        mov BH, Height
        mov AX, 1130h             { Function 11h, Subfuntion 30h         } 
        int 10h                   { Interrupt 10h                        }
        mov AX, BP
        pop BP
        mov Offs, AX              { Store the pointer                    }
        mov Segm, ES
      END;
      Move(PTR(Segm, Offs)^, Font.Data^, Font.Size); { Copy the data!    }
    END;
    
    PROCEDURE WriteG1(Font : FontType; X, Y : INTEGER; Text : STRING; Color : BYTE);
    VAR
      C       : BYTE;       { ASCII code of current character     }
      CurChar : INTEGER;    { Index into Text                     }
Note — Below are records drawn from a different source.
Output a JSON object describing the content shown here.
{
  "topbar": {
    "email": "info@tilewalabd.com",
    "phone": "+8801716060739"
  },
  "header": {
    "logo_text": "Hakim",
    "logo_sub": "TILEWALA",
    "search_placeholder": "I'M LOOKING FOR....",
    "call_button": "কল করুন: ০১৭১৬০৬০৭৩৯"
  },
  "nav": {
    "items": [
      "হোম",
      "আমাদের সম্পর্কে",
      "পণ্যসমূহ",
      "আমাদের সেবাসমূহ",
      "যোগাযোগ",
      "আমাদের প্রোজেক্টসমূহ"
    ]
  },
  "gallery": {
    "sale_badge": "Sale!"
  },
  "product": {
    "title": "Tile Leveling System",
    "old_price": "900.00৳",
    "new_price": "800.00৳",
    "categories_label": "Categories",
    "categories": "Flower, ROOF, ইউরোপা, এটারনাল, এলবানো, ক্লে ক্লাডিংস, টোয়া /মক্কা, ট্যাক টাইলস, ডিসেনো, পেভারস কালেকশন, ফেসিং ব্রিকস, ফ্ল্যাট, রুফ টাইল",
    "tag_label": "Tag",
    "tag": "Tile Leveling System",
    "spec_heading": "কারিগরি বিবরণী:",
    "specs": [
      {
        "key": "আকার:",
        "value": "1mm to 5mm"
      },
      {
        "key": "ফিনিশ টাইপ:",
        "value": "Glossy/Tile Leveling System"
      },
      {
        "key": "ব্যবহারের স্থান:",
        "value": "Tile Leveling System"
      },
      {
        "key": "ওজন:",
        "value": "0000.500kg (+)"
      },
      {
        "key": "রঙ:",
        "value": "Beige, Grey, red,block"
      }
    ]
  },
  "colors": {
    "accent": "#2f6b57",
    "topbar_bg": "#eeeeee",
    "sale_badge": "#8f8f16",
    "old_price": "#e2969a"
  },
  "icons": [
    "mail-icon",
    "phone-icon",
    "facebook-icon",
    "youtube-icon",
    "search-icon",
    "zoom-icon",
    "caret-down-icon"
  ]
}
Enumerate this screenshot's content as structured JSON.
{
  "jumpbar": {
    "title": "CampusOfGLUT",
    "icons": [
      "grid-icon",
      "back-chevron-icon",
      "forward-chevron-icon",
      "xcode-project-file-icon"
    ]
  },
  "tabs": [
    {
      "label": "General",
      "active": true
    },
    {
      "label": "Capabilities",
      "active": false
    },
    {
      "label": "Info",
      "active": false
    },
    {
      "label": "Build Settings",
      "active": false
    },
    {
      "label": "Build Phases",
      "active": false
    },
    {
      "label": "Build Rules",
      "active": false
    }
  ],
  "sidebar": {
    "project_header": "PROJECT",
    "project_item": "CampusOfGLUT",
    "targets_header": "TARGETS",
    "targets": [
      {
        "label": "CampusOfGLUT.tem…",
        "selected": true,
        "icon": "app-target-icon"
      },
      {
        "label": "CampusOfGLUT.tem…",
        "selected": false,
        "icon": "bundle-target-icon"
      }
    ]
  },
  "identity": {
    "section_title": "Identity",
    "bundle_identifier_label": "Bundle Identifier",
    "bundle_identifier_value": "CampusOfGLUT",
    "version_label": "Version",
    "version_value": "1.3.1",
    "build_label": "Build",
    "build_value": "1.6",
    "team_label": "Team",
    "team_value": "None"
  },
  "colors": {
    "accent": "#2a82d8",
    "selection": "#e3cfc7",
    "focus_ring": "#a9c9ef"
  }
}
      FontPtr : WORD;       { Index into the font data...         }
      Xc, Yc  : INTEGER;    { X & Y Counts                        }
      FontData,             { The bit data                        }
      BitsLeft  : BYTE;     { The number of bits left in FontData }
    BEGIN
      FOR CurChar := 1 TO LENGTH(Text) DO       { Step over each char in string }
      BEGIN
        C := ORD(Text[CurChar]);                { Grab the Ascii code of char   }
        IF (C <= Font.LastChar) AND (C >= Font.FirstChar) THEN  { Range check   }
        BEGIN
          FontPtr := (C-Font.FirstChar)*Font.CharSize;   { Generate ptr to data }
          BitsLeft := 0;
          FOR Yc := Y TO Y+Font.Height-1 DO              { Step over each pixel }
          BEGIN                                          { in the Y direction   }
            FOR Xc := X TO X+Font.Width-1 DO             { Step over each pixel }
            BEGIN                                        { In the X direction   }
              IF BitsLeft = 0 THEN
              BEGIN
                FontData := Font.Data^[FontPtr];         { Refill FontData when }
                INC(FontPtr);                            { it gets empty        }
                BitsLeft := 8;
              END;
              IF (FontData AND 128) = 128 THEN           { Draw a pixel?        }
                SetPixel(Xc, Yc, Color)
              ELSE IF (Font.Background > 0) THEN         { Draw the background? }
                SetPixel(Xc, Yc, Font.Background);
    
              FontData := FontData SHL 1;                { Next bit please!     }
              DEC(BitsLeft);
            END;
          END;
        END;
        INC(X, Font.Width);                              { Step to the right for }
      END;                                               { the next character    }
    END;
    
    
    VAR
      Font : FontType;
      X, Y, DX, DY : INTEGER;
      Text : STRING;
    BEGIN
      InitGraph;
      ClrScr(1);
      LoadBIOSFont(Font, 8);
      WRITEG1(Font, 0, 0, 'This is size 8', 14);
      LoadBIOSFont(Font, 14);
      WRITEG1(Font, 0, 8, 'This is the BIOS''s 14 point font', 14);
    
      LoadBIOSFont(Font, 16);
      Font.Background := 14;
      WRITEG1(Font, 0, 22, 'This is a 16 point font inverted', 1);
    
      Font.Background := 0;
      WriteG1(Font, 0, 50, 'Press  to continue', 15);
      READLN;
    
      Font.Background := 13;
      ClrScr(Font.Background);
      X := 0; Y := 0; DX := 1; DY := 1;
      Text := ' Press any key to continue! ';
      WHILE Not Keypressed Do
      BEGIN
        X := X + DX;
        Y := Y + DY;
        IF (X = 0) OR (X = (319-8*LENGTH(Text))) THEN DX := -DX; { Bounce } 
        IF (Y = 0) OR (Y = (199-Font.Height)) THEN DY := -DY;    { Bounce }
        WriteG1(Font, X, Y, Text, 14);
      END;
      CloseGraph;
    END.
    
    -----------------] Example Ends here [-----------------


  • Created by Chris Lattner